■ EXERCISE AIM ■
Please set down each line of the data again, unchanged.

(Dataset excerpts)
BEGIN

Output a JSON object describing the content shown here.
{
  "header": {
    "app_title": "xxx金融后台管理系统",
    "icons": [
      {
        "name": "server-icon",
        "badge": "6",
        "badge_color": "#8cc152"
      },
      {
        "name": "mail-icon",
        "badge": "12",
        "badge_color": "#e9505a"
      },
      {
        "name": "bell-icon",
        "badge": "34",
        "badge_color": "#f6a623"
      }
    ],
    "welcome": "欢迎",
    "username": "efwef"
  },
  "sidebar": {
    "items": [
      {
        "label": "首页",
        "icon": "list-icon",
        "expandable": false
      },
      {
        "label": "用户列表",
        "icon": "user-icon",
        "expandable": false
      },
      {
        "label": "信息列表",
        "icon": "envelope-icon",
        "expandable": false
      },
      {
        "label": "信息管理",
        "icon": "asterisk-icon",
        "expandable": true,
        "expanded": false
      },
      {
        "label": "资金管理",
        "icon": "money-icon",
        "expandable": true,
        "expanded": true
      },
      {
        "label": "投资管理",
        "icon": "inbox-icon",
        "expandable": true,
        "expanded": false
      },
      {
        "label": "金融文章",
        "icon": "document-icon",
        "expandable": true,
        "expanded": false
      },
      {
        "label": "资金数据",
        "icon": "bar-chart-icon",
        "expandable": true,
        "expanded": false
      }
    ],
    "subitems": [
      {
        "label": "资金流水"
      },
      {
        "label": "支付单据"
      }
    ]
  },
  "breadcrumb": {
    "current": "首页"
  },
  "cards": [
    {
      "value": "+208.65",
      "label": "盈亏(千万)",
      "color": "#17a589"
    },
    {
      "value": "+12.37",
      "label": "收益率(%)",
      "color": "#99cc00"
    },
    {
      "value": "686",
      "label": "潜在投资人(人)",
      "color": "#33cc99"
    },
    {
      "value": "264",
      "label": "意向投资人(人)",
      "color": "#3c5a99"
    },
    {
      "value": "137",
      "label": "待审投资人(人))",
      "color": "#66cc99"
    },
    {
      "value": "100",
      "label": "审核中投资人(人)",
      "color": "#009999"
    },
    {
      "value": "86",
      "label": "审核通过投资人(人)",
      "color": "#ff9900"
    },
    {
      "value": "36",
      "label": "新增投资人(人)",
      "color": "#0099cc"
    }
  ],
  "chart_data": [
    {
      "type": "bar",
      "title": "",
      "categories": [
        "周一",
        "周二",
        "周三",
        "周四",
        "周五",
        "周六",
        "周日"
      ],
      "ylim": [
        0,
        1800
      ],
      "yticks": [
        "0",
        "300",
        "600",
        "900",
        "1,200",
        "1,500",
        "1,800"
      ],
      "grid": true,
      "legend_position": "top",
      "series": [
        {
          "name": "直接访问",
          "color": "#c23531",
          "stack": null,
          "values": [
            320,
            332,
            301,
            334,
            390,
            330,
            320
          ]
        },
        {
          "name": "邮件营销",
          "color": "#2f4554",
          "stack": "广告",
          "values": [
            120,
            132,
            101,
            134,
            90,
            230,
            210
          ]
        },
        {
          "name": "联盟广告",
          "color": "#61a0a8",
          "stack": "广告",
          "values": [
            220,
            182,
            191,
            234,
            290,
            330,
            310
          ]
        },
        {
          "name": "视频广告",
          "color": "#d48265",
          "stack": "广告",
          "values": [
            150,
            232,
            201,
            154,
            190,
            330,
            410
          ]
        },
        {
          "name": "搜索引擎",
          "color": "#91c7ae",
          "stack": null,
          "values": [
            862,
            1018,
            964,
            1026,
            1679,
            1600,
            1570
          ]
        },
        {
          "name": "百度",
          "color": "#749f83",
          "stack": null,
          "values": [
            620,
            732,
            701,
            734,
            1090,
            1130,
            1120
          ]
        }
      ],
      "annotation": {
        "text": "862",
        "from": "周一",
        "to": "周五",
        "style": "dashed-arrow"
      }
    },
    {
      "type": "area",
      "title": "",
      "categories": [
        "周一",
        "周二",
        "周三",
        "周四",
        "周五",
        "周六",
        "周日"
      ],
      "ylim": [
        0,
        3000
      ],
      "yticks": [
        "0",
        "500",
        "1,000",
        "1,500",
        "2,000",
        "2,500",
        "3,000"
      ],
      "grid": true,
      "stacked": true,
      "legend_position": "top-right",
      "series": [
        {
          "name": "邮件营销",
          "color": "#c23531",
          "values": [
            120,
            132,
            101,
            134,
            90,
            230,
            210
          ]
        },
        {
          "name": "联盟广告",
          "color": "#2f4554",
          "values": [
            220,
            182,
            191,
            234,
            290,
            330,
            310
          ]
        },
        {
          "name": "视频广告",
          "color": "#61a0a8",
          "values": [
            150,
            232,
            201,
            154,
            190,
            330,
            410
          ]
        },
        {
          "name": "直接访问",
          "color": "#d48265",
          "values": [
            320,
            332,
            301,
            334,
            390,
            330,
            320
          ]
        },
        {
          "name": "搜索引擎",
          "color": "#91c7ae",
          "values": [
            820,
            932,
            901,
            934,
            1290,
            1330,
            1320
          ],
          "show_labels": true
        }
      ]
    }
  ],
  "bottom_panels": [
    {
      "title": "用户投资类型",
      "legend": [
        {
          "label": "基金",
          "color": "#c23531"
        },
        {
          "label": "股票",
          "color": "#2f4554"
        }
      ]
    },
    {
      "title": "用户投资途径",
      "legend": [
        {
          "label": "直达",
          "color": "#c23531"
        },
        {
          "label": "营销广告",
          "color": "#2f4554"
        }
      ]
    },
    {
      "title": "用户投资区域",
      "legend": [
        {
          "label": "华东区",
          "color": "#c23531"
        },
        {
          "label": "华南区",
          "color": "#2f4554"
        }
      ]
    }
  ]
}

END

■ ANSWER TO THIS TASK ■
Output a JSON object describing the content shown here.
{
  "header": {
    "app_title": "xxx金融后台管理系统",
    "icons": [
      {
        "name": "server-icon",
        "badge": "6",
        "badge_color": "#8cc152"
      },
      {
        "name": "mail-icon",
        "badge": "12",
        "badge_color": "#e9505a"
      },
      {
        "name": "bell-icon",
        "badge": "34",
        "badge_color": "#f6a623"
      }
    ],
    "welcome": "欢迎",
    "username": "efwef"
  },
  "sidebar": {
    "items": [
      {
        "label": "首页",
        "icon": "list-icon",
        "expandable": false
      },
      {
        "label": "用户列表",
        "icon": "user-icon",
        "expandable": false
      },
      {
        "label": "信息列表",
        "icon": "envelope-icon",
        "expandable": false
      },
      {
        "label": "信息管理",
        "icon": "asterisk-icon",
        "expandable": true,
        "expanded": false
      },
      {
        "label": "资金管理",
        "icon": "money-icon",
        "expandable": true,
        "expanded": true
      },
      {
        "label": "投资管理",
        "icon": "inbox-icon",
        "expandable": true,
        "expanded": false
      },
      {
        "label": "金融文章",
        "icon": "document-icon",
        "expandable": true,
        "expanded": false
      },
      {
        "label": "资金数据",
        "icon": "bar-chart-icon",
        "expandable": true,
        "expanded": false
      }
    ],
    "subitems": [
      {
        "label": "资金流水"
      },
      {
        "label": "支付单据"
      }
    ]
  },
  "breadcrumb": {
    "current": "首页"
  },
  "cards": [
    {
      "value": "+208.65",
      "label": "盈亏(千万)",
      "color": "#17a589"
    },
    {
      "value": "+12.37",
      "label": "收益率(%)",
      "color": "#99cc00"
    },
    {
      "value": "686",
      "label": "潜在投资人(人)",
      "color": "#33cc99"
    },
    {
      "value": "264",
      "label": "意向投资人(人)",
      "color": "#3c5a99"
    },
    {
      "value": "137",
      "label": "待审投资人(人))",
      "color": "#66cc99"
    },
    {
      "value": "100",
      "label": "审核中投资人(人)",
      "color": "#009999"
    },
    {
      "value": "86",
      "label": "审核通过投资人(人)",
      "color": "#ff9900"
    },
    {
      "value": "36",
      "label": "新增投资人(人)",
      "color": "#0099cc"
    }
  ],
  "chart_data": [
    {
      "type": "bar",
      "title": "",
      "categories": [
        "周一",
        "周二",
        "周三",
        "周四",
        "周五",
        "周六",
        "周日"
      ],
      "ylim": [
        0,
        1800
      ],
      "yticks": [
        "0",
        "300",
        "600",
        "900",
        "1,200",
        "1,500",
        "1,800"
      ],
      "grid": true,
      "legend_position": "top",
      "series": [
        {
          "name": "直接访问",
          "color": "#c23531",
          "stack": null,
          "values": [
            320,
            332,
            301,
            334,
            390,
            330,
            320
          ]
        },
        {
          "name": "邮件营销",
          "color": "#2f4554",
          "stack": "广告",
          "values": [
            120,
            132,
            101,
            134,
            90,
            230,
            210
          ]
        },
        {
          "name": "联盟广告",
          "color": "#61a0a8",
          "stack": "广告",
          "values": [
            220,
            182,
            191,
            234,
            290,
            330,
            310
          ]
        },
        {
          "name": "视频广告",
          "color": "#d48265",
          "stack": "广告",
          "values": [
            150,
            232,
            201,
            154,
            190,
            330,
            410
          ]
        },
        {
          "name": "搜索引擎",
          "color": "#91c7ae",
          "stack": null,
          "values": [
            862,
            1018,
            964,
            1026,
            1679,
            1600,
            1570
          ]
        },
        {
          "name": "百度",
          "color": "#749f83",
          "stack": null,
          "values": [
            620,
            732,
            701,
            734,
            1090,
            1130,
            1120
          ]
        }
      ],
      "annotation": {
        "text": "862",
        "from": "周一",
        "to": "周五",
        "style": "dashed-arrow"
      }
    },
    {
      "type": "area",
      "title": "",
      "categories": [
        "周一",
        "周二",
        "周三",
        "周四",
        "周五",
        "周六",
        "周日"
      ],
      "ylim": [
        0,
        3000
      ],
      "yticks": [
        "0",
        "500",
        "1,000",
        "1,500",
        "2,000",
        "2,500",
        "3,000"
      ],
      "grid": true,
      "stacked": true,
      "legend_position": "top-right",
      "series": [
        {
          "name": "邮件营销",
          "color": "#c23531",
          "values": [
            120,
            132,
            101,
            134,
            90,
            230,
            210
          ]
        },
        {
          "name": "联盟广告",
          "color": "#2f4554",
          "values": [
            220,
            182,
            191,
            234,
            290,
            330,
            310
          ]
        },
        {
          "name": "视频广告",
          "color": "#61a0a8",
          "values": [
            150,
            232,
            201,
            154,
            190,
            330,
            410
          ]
        },
        {
          "name": "直接访问",
          "color": "#d48265",
          "values": [
            320,
            332,
            301,
            334,
            390,
            330,
            320
          ]
        },
        {
          "name": "搜索引擎",
          "color": "#91c7ae",
          "values": [
            820,
            932,
            901,
            934,
            1290,
            1330,
            1320
          ],
          "show_labels": true
        }
      ]
    }
  ],
  "bottom_panels": [
    {
      "title": "用户投资类型",
      "legend": [
        {
          "label": "基金",
          "color": "#c23531"
        },
        {
          "label": "股票",
          "color": "#2f4554"
        }
      ]
    },
    {
      "title": "用户投资途径",
      "legend": [
        {
          "label": "直达",
          "color": "#c23531"
        },
        {
          "label": "营销广告",
          "color": "#2f4554"
        }
      ]
    },
    {
      "title": "用户投资区域",
      "legend": [
        {
          "label": "华东区",
          "color": "#c23531"
        },
        {
          "label": "华南区",
          "color": "#2f4554"
        }
      ]
    }
  ]
}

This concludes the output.